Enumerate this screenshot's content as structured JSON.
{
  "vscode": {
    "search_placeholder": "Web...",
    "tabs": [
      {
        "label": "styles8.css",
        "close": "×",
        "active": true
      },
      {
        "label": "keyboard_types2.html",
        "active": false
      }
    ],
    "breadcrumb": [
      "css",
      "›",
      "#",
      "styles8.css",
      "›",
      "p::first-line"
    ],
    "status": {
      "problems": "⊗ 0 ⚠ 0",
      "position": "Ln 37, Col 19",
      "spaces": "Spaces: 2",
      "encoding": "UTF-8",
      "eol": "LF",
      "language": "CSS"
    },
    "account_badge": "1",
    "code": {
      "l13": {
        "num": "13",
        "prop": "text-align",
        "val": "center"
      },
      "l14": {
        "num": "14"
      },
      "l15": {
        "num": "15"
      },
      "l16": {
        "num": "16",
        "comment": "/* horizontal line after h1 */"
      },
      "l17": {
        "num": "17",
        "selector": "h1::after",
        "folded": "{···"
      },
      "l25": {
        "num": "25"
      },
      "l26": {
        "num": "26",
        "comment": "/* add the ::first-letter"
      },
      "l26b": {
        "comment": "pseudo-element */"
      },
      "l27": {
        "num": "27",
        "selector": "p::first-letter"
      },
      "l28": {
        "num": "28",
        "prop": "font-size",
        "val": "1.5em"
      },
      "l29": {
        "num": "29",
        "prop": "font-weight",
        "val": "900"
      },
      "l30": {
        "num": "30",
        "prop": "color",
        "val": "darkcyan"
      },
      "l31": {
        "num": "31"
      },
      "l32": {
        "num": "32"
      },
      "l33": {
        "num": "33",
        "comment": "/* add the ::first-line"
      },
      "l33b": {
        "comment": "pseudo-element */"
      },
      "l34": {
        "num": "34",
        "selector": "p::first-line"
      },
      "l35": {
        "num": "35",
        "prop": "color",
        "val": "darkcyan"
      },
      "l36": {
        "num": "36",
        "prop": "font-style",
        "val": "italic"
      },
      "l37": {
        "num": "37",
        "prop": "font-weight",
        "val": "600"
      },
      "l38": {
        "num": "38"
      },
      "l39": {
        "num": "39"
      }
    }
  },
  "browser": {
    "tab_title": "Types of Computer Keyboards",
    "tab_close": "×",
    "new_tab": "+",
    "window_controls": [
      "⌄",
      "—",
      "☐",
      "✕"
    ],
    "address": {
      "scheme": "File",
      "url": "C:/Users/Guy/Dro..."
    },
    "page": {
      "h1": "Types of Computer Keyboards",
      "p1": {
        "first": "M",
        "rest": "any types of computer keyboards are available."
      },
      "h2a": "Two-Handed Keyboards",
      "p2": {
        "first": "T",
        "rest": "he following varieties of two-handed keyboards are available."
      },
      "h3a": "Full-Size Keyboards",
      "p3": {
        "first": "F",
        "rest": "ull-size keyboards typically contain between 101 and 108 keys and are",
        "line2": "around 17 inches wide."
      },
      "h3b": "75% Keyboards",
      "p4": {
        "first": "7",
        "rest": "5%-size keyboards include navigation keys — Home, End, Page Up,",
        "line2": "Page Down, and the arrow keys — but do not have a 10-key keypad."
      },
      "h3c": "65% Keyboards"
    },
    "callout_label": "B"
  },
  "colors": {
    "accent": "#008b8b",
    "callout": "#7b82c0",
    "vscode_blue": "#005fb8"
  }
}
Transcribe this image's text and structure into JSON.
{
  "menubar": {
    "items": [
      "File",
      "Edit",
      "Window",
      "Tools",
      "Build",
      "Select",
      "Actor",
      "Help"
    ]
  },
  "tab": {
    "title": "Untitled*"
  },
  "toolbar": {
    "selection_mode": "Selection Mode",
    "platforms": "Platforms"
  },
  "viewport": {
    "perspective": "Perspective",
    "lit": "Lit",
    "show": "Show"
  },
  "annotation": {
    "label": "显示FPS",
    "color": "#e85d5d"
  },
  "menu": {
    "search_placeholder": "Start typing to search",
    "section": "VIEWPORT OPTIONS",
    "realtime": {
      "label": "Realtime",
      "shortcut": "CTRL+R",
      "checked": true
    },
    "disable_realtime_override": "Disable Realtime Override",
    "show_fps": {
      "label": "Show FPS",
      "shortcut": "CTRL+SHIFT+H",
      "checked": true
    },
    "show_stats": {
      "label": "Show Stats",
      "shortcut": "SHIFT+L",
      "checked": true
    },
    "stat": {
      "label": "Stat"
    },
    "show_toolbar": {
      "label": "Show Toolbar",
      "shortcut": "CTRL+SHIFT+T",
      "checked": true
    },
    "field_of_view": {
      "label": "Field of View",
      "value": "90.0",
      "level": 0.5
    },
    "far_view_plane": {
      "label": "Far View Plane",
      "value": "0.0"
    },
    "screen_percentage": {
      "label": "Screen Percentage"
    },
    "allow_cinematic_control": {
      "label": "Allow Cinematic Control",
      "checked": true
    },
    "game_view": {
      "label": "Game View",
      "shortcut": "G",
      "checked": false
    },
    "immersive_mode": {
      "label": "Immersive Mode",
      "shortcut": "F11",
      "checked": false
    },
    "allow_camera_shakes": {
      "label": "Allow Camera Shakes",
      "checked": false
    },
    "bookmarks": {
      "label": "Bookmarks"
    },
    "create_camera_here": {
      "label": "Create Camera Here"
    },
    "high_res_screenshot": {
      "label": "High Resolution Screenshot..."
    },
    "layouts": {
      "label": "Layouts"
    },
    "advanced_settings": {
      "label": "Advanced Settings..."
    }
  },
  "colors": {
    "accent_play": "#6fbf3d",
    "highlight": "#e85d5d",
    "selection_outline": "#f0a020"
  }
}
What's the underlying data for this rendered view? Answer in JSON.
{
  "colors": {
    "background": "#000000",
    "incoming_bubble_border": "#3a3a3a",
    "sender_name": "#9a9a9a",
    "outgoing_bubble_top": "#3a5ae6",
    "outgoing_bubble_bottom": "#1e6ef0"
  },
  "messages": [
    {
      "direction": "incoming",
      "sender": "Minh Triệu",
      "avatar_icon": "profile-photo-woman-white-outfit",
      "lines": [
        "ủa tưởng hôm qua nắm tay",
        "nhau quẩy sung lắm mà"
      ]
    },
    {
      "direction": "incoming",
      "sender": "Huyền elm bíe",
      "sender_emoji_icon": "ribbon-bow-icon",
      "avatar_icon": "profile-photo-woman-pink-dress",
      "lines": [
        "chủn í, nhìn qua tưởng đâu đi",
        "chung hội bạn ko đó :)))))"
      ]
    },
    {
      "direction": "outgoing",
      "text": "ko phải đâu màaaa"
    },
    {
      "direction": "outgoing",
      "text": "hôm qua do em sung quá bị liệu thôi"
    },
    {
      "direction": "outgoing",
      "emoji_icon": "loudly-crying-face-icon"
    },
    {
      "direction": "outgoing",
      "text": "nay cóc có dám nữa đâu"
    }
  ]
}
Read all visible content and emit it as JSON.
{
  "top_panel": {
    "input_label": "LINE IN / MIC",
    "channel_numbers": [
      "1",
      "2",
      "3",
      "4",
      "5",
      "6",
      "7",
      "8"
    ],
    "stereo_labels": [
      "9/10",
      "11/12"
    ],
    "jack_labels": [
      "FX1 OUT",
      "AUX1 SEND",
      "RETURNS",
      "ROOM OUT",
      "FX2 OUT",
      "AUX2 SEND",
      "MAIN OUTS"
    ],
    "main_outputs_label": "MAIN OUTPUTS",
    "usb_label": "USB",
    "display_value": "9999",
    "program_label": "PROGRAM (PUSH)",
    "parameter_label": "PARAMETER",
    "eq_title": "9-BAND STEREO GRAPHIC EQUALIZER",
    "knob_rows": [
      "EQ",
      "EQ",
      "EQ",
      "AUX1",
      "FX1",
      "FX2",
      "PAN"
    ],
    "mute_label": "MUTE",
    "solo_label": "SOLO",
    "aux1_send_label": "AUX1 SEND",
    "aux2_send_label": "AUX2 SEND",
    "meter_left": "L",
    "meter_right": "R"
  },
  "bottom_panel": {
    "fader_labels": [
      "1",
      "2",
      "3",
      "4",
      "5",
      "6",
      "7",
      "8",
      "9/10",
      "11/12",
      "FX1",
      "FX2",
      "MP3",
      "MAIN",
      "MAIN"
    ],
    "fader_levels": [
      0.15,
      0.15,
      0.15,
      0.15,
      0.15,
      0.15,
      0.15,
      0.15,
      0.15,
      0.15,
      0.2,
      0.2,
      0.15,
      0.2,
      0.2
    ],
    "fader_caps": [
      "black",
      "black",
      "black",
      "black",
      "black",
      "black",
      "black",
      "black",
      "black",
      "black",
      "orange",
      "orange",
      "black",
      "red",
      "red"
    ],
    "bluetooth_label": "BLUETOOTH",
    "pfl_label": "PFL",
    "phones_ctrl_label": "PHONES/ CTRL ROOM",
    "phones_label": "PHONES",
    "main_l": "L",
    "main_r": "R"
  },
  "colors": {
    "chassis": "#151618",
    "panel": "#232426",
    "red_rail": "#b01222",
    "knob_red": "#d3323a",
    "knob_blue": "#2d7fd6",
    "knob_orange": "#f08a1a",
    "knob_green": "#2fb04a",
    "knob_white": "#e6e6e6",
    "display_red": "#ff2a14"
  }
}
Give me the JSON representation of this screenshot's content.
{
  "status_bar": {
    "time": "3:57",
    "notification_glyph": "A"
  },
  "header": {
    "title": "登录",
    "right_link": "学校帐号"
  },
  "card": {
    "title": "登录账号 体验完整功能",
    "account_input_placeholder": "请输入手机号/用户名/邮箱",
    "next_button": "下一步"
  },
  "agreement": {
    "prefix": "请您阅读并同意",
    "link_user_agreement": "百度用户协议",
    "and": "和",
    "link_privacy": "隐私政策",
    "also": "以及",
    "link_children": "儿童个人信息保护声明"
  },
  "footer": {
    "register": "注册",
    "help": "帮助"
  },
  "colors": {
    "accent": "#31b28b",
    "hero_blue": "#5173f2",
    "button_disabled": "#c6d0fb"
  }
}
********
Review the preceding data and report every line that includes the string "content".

Enumerate this screenshot's content as structured JSON.
Read all visible content and emit it as JSON.
Give me the JSON representation of this screenshot's content.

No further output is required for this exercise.